[PROVIDED DATA]:
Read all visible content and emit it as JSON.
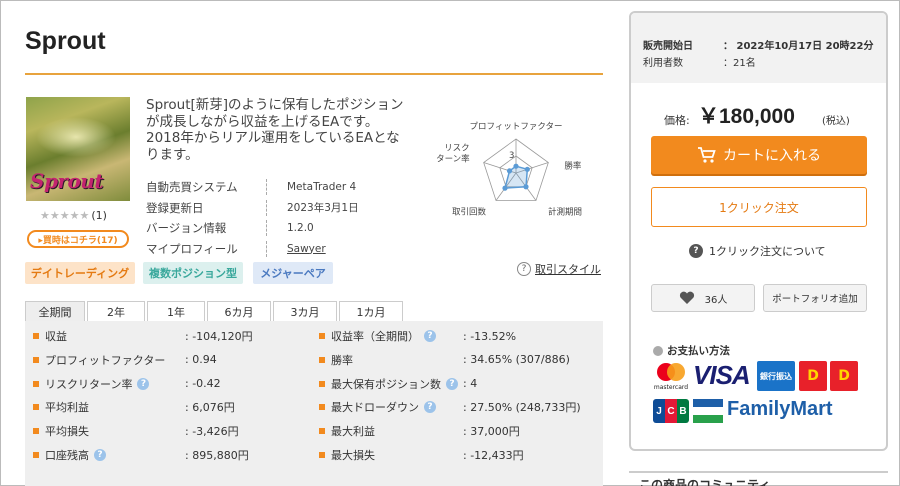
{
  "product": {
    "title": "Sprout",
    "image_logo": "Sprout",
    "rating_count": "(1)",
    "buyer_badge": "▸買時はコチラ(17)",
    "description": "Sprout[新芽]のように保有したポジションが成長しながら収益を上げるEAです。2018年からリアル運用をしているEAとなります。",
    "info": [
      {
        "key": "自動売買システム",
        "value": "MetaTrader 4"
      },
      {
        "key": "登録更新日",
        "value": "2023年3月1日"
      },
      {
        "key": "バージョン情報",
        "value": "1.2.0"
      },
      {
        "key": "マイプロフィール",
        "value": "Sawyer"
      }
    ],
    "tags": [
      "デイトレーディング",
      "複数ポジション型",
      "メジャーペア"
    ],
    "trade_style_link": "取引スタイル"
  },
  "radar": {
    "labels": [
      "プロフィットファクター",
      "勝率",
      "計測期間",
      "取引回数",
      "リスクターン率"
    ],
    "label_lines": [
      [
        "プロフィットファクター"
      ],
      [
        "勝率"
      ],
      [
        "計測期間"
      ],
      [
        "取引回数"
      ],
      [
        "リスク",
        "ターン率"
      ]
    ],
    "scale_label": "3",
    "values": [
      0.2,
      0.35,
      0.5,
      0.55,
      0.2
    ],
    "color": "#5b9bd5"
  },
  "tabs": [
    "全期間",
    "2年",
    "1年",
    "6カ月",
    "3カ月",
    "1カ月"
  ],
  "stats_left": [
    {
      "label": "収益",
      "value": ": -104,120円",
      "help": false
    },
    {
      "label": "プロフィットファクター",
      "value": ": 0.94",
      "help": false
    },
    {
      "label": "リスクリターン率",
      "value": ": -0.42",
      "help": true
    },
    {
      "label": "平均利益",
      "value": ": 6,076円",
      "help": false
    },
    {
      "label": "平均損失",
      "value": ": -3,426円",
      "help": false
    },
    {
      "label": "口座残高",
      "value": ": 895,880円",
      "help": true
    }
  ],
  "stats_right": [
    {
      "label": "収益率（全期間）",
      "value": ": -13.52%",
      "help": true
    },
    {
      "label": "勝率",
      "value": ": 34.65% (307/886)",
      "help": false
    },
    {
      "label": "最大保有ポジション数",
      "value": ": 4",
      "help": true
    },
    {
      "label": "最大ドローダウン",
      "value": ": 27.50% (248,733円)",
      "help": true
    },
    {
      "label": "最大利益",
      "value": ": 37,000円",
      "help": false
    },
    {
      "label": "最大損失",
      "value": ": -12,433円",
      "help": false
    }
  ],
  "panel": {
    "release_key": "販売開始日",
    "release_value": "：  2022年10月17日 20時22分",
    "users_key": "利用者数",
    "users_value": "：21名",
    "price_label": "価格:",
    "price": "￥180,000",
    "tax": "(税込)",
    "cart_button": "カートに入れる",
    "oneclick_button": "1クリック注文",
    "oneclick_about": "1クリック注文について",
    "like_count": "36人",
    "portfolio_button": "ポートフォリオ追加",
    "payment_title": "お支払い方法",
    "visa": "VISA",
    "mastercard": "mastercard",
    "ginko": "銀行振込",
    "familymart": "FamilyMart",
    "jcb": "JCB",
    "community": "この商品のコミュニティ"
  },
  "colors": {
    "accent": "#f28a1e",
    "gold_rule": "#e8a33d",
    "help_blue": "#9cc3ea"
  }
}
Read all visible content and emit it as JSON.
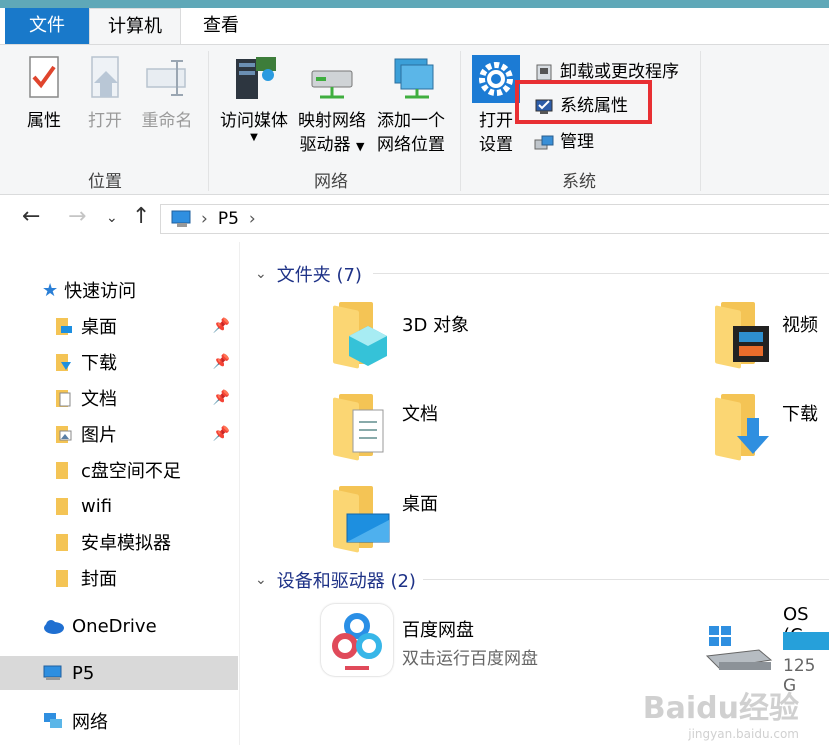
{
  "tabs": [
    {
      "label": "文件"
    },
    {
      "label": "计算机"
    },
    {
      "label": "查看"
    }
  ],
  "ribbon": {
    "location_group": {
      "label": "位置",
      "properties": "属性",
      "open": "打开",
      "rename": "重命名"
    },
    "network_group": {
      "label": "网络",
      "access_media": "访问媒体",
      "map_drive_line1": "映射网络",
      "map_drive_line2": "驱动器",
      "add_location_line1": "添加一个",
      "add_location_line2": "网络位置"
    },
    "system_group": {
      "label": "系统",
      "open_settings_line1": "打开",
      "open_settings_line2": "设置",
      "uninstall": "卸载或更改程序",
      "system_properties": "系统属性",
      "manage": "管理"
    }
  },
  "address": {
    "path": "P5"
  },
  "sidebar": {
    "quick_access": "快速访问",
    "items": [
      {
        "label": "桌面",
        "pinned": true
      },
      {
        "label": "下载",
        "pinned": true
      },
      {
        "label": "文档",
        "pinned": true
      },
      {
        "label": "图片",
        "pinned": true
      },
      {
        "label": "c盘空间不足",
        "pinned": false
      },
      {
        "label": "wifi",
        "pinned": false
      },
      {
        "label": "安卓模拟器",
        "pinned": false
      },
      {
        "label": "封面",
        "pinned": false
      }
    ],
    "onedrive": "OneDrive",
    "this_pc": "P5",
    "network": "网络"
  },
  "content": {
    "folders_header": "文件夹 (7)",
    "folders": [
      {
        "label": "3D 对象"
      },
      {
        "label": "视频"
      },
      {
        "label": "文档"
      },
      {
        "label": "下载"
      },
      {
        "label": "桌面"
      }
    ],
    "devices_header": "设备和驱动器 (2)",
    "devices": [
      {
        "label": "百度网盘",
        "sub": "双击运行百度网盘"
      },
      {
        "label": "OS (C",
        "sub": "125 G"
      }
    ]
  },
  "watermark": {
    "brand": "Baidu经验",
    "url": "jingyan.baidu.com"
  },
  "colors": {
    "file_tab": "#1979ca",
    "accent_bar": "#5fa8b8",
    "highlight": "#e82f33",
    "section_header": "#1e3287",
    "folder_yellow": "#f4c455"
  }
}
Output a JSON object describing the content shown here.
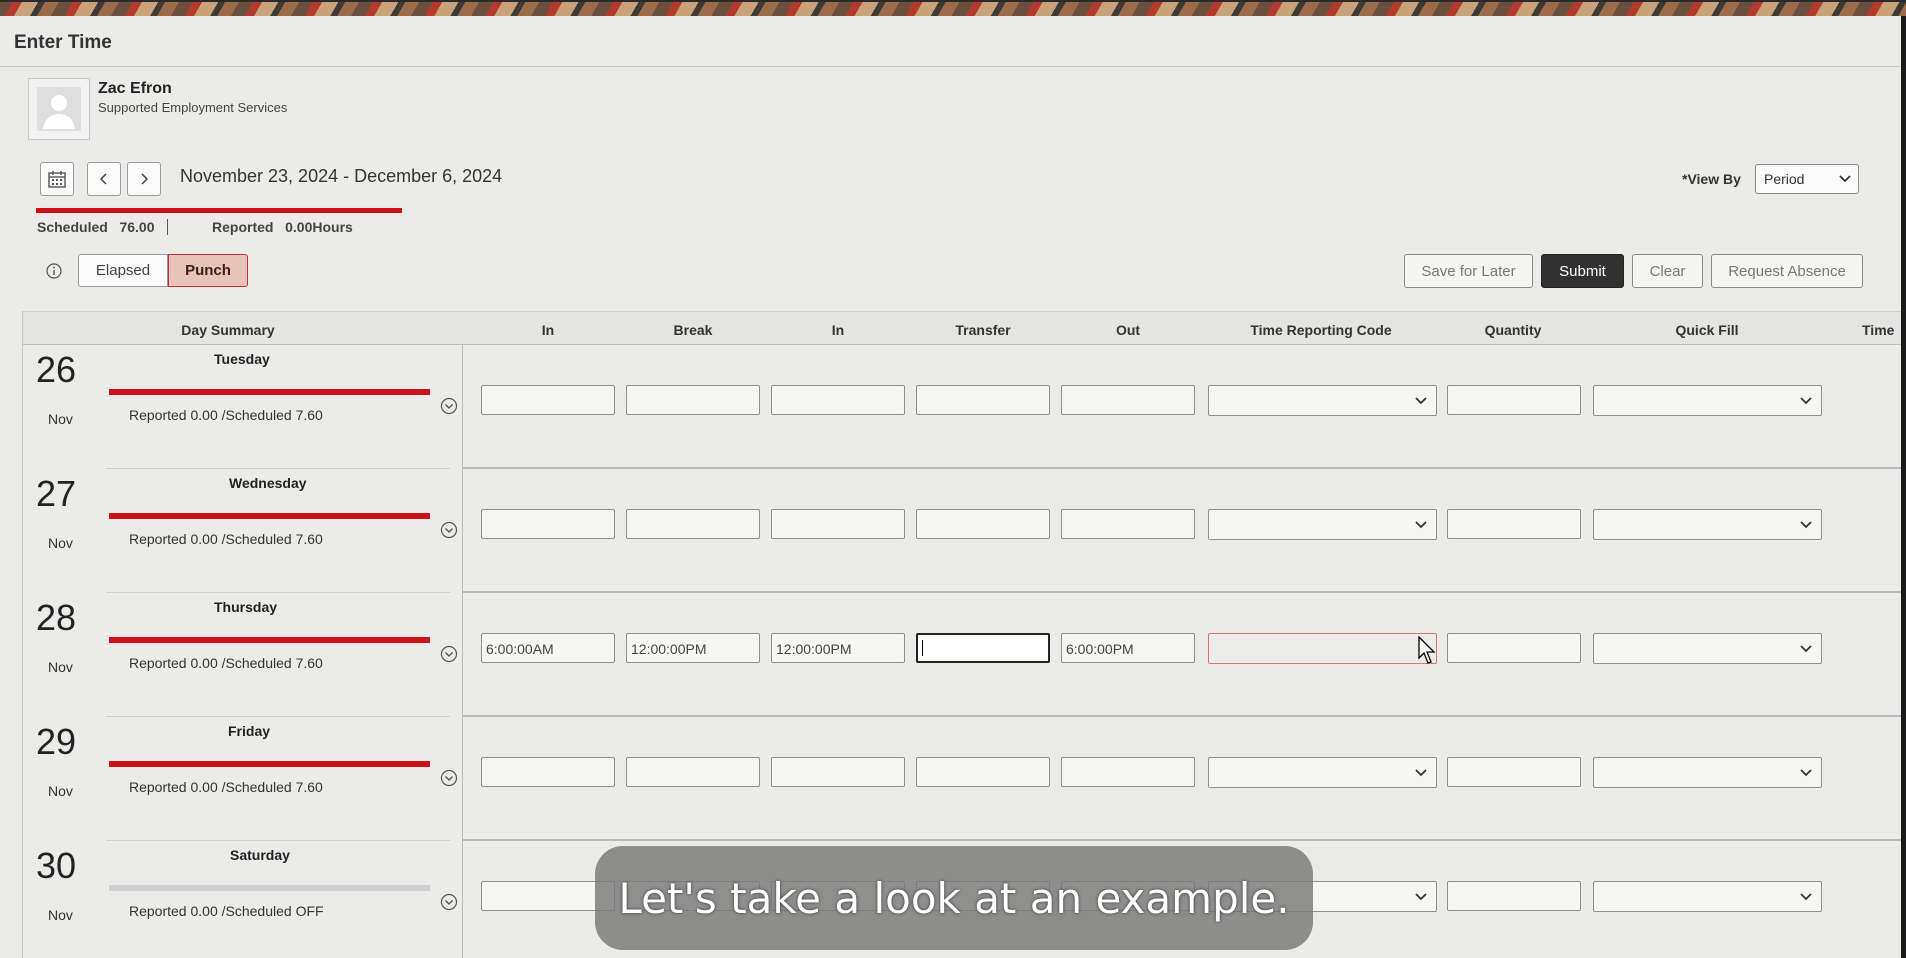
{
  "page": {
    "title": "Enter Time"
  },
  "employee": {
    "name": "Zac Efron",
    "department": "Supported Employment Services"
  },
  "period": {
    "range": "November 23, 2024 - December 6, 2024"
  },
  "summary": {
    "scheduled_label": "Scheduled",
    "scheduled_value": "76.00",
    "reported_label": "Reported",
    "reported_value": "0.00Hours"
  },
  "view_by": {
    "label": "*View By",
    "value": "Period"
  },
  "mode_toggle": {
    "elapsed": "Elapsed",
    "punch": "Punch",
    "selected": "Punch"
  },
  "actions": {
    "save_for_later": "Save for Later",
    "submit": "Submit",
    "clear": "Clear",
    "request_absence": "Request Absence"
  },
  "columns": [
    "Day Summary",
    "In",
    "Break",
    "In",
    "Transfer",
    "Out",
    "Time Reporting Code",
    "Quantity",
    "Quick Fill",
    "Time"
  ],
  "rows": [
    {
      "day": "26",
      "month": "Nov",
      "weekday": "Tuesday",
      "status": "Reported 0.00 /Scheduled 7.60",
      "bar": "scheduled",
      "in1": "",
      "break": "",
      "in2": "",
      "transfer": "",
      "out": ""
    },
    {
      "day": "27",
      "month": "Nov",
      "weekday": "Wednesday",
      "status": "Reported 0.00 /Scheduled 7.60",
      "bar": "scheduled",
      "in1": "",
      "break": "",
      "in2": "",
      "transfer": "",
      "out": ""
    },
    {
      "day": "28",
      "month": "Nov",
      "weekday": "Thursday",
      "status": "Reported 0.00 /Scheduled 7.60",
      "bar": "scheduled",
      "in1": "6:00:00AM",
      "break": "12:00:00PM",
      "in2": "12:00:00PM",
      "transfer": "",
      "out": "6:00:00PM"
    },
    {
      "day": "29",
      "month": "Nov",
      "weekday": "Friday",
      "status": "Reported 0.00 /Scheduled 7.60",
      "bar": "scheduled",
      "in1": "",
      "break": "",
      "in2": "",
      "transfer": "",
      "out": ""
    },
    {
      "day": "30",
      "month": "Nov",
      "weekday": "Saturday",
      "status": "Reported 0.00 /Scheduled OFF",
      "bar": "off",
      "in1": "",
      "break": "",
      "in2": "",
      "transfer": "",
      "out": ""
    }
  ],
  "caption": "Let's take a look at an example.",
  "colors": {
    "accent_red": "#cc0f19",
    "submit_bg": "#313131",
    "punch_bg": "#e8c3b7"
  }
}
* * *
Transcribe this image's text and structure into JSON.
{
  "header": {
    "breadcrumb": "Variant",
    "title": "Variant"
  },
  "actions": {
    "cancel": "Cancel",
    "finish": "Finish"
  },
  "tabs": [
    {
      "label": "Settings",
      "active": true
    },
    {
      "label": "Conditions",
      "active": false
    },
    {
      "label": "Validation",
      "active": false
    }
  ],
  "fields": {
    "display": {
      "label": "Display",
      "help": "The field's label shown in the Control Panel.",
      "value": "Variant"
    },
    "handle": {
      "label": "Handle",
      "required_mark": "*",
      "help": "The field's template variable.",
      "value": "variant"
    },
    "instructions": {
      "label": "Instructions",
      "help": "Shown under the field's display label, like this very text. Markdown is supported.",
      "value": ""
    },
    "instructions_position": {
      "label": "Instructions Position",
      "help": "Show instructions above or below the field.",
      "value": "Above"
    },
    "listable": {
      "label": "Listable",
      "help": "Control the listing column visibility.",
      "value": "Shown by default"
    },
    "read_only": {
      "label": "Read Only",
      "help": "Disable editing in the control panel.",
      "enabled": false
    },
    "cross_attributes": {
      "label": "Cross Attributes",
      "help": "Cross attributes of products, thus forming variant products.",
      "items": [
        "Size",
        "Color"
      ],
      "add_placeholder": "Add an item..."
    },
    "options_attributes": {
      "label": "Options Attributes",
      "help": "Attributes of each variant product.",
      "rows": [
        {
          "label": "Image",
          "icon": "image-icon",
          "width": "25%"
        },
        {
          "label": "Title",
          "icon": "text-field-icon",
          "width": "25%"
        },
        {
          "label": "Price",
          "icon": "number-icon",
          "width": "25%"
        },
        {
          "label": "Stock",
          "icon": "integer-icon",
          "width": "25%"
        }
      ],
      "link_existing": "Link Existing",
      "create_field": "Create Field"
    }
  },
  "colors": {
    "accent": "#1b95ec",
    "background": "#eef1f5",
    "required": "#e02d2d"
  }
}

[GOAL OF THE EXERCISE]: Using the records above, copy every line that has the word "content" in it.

[FINISHED TASK]:
Read all visible content and emit it as JSON.
Read all visible content and emit it as JSON.
  "content": {
Output a JSON object describing the content shown here.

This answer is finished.